:: AIM OF THE TASK ::
Copy every entry precisely.

:: DATA SHOWN ::

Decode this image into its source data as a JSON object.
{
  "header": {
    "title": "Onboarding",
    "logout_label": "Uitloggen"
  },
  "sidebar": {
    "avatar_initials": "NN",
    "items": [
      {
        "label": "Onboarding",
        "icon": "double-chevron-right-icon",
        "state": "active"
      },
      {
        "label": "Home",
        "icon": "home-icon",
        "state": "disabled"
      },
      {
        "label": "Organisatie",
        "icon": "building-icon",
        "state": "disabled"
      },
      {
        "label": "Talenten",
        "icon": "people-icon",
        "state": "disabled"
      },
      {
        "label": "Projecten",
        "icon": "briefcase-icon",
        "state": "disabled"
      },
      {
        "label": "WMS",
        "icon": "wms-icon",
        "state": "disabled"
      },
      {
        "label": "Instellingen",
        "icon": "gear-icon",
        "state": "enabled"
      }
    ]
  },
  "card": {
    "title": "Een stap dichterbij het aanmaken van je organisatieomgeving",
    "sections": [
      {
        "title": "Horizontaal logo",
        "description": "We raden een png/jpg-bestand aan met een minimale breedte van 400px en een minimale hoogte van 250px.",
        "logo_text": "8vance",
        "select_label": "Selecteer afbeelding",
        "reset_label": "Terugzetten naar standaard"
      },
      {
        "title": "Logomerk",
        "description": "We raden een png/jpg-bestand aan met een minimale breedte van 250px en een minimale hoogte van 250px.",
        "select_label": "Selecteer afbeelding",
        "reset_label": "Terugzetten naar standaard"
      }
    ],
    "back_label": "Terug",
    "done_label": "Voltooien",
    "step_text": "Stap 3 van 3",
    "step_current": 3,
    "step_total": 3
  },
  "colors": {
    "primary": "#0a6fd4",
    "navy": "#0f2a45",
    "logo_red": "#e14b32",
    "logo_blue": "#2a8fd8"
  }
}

:: TASK RESULT ::
Decode this image into its source data as a JSON object.
{
  "header": {
    "title": "Onboarding",
    "logout_label": "Uitloggen"
  },
  "sidebar": {
    "avatar_initials": "NN",
    "items": [
      {
        "label": "Onboarding",
        "icon": "double-chevron-right-icon",
        "state": "active"
      },
      {
        "label": "Home",
        "icon": "home-icon",
        "state": "disabled"
      },
      {
        "label": "Organisatie",
        "icon": "building-icon",
        "state": "disabled"
      },
      {
        "label": "Talenten",
        "icon": "people-icon",
        "state": "disabled"
      },
      {
        "label": "Projecten",
        "icon": "briefcase-icon",
        "state": "disabled"
      },
      {
        "label": "WMS",
        "icon": "wms-icon",
        "state": "disabled"
      },
      {
        "label": "Instellingen",
        "icon": "gear-icon",
        "state": "enabled"
      }
    ]
  },
  "card": {
    "title": "Een stap dichterbij het aanmaken van je organisatieomgeving",
    "sections": [
      {
        "title": "Horizontaal logo",
        "description": "We raden een png/jpg-bestand aan met een minimale breedte van 400px en een minimale hoogte van 250px.",
        "logo_text": "8vance",
        "select_label": "Selecteer afbeelding",
        "reset_label": "Terugzetten naar standaard"
      },
      {
        "title": "Logomerk",
        "description": "We raden een png/jpg-bestand aan met een minimale breedte van 250px en een minimale hoogte van 250px.",
        "select_label": "Selecteer afbeelding",
        "reset_label": "Terugzetten naar standaard"
      }
    ],
    "back_label": "Terug",
    "done_label": "Voltooien",
    "step_text": "Stap 3 van 3",
    "step_current": 3,
    "step_total": 3
  },
  "colors": {
    "primary": "#0a6fd4",
    "navy": "#0f2a45",
    "logo_red": "#e14b32",
    "logo_blue": "#2a8fd8"
  }
}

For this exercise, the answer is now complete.